▸ Dataset extract:

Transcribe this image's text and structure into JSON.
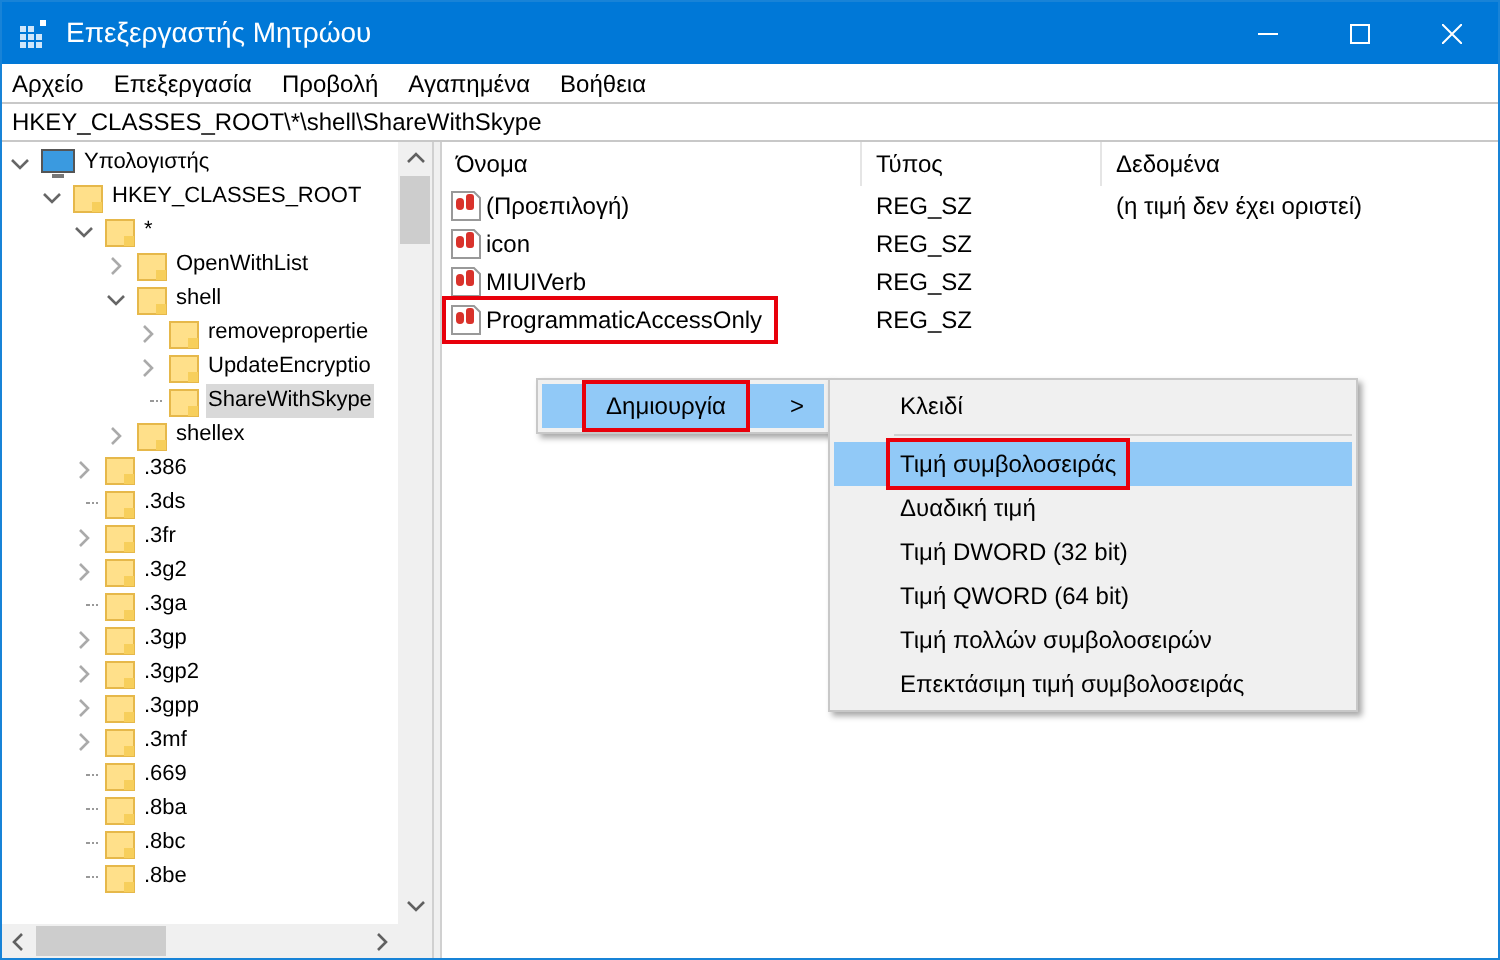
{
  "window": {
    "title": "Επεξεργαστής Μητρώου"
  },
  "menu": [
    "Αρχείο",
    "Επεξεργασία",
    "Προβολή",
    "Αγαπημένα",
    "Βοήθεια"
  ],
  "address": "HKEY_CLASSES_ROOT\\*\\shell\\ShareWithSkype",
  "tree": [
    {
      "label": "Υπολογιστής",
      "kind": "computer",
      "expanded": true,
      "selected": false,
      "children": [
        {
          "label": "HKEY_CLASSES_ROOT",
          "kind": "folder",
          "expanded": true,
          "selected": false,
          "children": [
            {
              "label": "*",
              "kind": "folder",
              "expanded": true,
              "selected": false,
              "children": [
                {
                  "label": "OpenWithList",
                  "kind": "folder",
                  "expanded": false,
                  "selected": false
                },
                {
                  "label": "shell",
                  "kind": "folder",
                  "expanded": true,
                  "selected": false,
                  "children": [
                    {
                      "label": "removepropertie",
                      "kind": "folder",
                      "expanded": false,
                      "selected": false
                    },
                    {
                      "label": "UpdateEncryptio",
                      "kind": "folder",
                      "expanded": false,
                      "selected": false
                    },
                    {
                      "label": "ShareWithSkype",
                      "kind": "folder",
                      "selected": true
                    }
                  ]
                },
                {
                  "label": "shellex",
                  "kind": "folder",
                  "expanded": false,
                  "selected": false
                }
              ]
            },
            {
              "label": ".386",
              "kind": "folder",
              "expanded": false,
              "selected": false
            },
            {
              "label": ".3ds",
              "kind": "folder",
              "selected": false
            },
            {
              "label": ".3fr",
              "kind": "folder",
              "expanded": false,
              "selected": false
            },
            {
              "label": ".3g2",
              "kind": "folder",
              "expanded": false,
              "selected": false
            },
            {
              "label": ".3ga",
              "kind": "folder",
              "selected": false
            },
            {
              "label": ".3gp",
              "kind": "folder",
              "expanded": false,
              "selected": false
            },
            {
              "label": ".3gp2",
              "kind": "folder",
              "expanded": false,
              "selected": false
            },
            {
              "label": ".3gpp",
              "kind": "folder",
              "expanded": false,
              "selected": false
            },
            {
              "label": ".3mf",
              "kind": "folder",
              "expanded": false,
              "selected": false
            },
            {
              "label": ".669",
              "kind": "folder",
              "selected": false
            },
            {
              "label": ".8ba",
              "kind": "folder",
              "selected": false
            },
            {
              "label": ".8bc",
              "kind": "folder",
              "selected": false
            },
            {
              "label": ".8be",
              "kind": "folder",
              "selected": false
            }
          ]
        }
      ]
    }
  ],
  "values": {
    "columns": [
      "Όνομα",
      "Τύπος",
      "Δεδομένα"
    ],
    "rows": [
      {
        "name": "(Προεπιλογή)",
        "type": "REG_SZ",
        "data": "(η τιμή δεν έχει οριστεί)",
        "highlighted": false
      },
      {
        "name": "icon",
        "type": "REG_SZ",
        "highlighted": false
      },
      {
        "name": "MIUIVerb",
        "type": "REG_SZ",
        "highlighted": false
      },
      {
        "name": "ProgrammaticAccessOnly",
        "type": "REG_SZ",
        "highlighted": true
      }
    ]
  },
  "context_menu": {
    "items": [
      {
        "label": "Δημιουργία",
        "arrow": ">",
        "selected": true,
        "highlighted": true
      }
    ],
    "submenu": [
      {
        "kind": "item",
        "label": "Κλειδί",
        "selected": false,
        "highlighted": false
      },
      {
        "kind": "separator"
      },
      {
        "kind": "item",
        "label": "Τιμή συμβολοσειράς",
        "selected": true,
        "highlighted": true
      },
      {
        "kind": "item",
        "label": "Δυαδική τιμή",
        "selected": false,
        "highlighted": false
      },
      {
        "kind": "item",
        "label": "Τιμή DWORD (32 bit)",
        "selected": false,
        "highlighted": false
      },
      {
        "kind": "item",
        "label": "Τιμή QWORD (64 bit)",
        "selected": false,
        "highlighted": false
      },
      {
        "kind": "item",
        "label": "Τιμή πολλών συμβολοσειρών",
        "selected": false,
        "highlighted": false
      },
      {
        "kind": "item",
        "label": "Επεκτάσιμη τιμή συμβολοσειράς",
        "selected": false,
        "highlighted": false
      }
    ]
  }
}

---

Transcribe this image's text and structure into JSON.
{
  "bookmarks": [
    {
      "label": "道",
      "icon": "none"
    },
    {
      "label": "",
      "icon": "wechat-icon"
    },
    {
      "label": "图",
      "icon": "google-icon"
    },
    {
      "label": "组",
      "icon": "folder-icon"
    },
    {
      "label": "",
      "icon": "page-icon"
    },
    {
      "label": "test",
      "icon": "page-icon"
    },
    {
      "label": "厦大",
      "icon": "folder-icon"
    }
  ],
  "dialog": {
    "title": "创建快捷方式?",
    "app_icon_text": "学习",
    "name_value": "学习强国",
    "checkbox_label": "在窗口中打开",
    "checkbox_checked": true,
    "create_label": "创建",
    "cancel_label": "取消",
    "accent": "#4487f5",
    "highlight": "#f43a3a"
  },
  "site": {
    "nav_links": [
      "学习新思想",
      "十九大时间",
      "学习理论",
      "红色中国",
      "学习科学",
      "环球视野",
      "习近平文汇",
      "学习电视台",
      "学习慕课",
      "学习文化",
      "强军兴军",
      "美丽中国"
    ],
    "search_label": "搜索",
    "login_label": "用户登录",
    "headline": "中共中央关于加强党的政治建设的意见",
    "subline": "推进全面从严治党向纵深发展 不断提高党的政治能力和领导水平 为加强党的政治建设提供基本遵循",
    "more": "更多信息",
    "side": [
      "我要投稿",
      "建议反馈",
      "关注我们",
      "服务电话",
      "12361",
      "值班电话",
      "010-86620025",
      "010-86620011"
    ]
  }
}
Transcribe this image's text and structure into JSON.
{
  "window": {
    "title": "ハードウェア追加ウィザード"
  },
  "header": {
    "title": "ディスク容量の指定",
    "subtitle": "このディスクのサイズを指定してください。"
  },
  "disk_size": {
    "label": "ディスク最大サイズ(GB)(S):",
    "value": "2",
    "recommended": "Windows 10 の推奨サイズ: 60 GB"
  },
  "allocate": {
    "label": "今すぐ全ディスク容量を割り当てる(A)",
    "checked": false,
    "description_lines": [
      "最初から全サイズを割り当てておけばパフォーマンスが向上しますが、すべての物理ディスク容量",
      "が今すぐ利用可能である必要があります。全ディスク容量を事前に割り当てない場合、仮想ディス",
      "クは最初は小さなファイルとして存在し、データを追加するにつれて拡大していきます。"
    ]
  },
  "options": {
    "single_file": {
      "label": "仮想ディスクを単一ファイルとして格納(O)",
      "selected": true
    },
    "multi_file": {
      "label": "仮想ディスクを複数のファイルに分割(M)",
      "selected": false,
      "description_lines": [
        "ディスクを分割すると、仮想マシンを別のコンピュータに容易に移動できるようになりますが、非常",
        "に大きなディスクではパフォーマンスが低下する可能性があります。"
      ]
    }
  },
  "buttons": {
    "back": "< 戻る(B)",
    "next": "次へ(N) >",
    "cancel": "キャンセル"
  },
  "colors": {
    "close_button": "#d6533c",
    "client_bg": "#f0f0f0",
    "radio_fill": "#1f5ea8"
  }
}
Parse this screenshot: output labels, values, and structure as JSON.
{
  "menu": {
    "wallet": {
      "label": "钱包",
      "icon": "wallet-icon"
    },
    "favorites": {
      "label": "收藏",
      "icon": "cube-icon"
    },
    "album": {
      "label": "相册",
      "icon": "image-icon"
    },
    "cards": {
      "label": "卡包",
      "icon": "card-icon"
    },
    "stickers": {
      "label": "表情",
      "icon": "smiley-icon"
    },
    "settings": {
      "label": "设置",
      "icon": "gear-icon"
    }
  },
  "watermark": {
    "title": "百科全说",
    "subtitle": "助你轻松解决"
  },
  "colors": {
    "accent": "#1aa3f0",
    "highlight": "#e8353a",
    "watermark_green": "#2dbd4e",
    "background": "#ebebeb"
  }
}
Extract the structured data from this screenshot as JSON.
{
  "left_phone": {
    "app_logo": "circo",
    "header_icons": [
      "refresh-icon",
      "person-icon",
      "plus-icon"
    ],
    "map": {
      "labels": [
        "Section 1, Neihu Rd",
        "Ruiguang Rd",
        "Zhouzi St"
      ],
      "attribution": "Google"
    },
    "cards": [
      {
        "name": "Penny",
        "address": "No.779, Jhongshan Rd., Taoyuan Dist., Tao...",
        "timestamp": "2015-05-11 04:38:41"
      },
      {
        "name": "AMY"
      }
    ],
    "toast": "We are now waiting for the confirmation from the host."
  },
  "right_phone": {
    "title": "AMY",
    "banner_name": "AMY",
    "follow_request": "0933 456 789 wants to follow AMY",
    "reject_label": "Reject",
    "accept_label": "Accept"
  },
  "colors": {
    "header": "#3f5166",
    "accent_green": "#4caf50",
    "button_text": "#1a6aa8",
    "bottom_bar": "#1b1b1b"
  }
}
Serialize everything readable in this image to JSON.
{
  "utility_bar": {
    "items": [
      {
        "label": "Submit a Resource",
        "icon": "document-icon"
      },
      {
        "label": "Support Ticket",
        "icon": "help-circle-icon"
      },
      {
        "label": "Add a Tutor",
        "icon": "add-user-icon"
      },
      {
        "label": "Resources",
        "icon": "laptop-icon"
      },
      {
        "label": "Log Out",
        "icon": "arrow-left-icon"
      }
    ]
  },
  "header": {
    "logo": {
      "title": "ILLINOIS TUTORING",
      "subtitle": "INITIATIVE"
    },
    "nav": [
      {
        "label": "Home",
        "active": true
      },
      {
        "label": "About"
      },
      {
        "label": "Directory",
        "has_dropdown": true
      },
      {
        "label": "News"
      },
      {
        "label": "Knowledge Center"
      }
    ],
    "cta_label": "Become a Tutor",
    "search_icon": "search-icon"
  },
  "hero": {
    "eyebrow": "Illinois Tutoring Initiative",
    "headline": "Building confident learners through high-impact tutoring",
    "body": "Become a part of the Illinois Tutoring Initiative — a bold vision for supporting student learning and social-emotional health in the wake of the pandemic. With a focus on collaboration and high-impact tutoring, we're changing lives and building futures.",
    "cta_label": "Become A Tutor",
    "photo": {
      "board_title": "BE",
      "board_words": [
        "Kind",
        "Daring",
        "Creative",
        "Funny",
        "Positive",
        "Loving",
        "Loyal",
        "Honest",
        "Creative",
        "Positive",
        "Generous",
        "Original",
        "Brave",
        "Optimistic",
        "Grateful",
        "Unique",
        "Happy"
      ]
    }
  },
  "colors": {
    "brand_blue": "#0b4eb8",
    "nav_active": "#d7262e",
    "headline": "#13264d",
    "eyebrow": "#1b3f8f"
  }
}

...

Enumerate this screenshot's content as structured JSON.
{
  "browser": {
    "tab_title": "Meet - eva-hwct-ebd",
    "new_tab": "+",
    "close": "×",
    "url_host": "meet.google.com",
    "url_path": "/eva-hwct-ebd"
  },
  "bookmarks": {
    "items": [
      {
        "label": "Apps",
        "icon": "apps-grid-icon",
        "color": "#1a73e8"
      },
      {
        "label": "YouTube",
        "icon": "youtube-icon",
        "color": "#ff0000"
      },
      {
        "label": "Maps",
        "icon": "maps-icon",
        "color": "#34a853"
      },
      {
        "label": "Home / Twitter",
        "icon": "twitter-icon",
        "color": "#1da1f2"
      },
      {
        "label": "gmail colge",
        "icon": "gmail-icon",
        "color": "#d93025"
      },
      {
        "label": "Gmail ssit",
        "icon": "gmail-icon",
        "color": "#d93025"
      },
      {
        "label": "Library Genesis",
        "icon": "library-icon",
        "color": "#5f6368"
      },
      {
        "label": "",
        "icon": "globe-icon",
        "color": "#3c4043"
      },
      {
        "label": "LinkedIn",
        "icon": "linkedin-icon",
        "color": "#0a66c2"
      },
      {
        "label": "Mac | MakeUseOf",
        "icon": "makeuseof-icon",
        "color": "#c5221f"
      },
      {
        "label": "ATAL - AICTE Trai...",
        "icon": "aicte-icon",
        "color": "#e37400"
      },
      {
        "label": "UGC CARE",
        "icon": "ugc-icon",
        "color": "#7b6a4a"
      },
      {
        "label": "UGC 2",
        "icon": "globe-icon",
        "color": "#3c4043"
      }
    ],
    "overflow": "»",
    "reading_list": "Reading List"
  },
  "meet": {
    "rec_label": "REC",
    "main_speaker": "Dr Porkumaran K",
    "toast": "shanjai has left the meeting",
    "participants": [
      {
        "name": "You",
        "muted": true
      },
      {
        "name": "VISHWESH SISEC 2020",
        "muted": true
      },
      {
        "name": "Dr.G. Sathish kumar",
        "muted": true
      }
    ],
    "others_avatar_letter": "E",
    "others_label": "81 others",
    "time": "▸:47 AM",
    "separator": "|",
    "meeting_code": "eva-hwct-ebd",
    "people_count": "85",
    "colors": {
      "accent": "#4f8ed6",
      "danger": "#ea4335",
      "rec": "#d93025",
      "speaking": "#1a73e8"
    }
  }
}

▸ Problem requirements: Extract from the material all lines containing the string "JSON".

▸ Solved problem:
Transcribe this image's text and structure into JSON.
Transcribe this image's text and structure into JSON.
Transcribe this image's text and structure into JSON.
Parse this screenshot: output labels, values, and structure as JSON.
Extract the structured data from this screenshot as JSON.
Serialize everything readable in this image to JSON.
Enumerate this screenshot's content as structured JSON.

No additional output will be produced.